Building thermography surveys, also known as thermal imaging or infrared inspections, are non-invasive diagnostic techniques that use infrared cameras to detect thermal energy emitted from an object’s surface. This technology allows for the visualisation of temperature variations, which can be indicative of potential issues within a building’s structure. These issues may include heat loss, moisture intrusion, electrical faults, and insulation deficiencies, among others.
Thermography surveys are a powerful tool in the property maintenance and building industry, providing a comprehensive picture of a building’s thermal performance. They are typically conducted by trained professional thermographers who interpret the thermal images and provide detailed reports on the findings. These reports can then be used to identify areas of concern and prioritise remedial actions.
The use of thermography in building surveys is not a new concept. However, with the increasing focus on energy efficiency and sustainability, its importance has been magnified. It has been estimated that buildings account for about 40% of the nation’s total energy consumption. Therefore, improving the energy efficiency of buildings can significantly reduce overall energy use and associated carbon emissions.
The Role of Thermography in Enhancing Energy Efficiency
Thermography plays a crucial role in enhancing energy efficiency by identifying areas of energy loss within a building. By visualising temperature variations, it can pinpoint areas where insulation is lacking or where air leakage is occurring. These are areas where heated or cooled air can escape, leading to increased energy use and higher utility bills.
In addition to identifying areas of energy loss, thermography can also detect potential sources of energy waste. For example, it can identify overloading of electrical equipment, which poses a safety risk. By addressing these issues, building owners can reduce their energy consumption and save on utility costs.
Furthermore, thermography can help verify the performance of energy-efficient features. For instance, it can confirm whether a newly installed insulation system is performing as expected or whether a solar panel installation is operating at its maximum capacity without cell faults.
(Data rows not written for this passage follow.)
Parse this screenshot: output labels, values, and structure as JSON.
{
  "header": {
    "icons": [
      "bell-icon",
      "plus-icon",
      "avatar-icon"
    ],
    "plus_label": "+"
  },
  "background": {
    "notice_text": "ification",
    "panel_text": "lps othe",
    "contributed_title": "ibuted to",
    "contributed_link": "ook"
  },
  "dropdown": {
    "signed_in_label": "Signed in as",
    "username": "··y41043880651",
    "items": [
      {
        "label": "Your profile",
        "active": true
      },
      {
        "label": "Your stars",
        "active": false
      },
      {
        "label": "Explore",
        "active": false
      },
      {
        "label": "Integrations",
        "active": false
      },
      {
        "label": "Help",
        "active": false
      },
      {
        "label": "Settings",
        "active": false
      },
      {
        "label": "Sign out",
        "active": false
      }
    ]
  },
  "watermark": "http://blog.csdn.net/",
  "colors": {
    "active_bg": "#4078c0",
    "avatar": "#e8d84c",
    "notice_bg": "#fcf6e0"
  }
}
This can ensure that investments in energy-efficient technologies are delivering the expected returns.
The Process and Benefits of Conducting a Building Thermography Survey
The process of conducting a building thermography survey involves several steps. First, a trained thermographer uses an infrared camera to scan the building, capturing thermal images of various areas. These images are then analysed to identify temperature variations that may indicate potential issues. Finally, a detailed report is prepared, outlining the findings and recommending remedial actions.
Conducting a thermography survey offers numerous benefits. First and foremost, it can lead to significant energy savings. According to a study by the National Institute of Building Sciences, for every pound spent on energy efficiency measures, building owners can expect to save £4 on energy costs over the life of the building.
Moreover, thermography surveys can improve occupant comfort by identifying and addressing issues such as drafts and cold spots. They can also enhance building durability by detecting moisture intrusion, which can lead to structural damage and mould over time. Finally, they can contribute to sustainability efforts by reducing a building’s carbon footprint.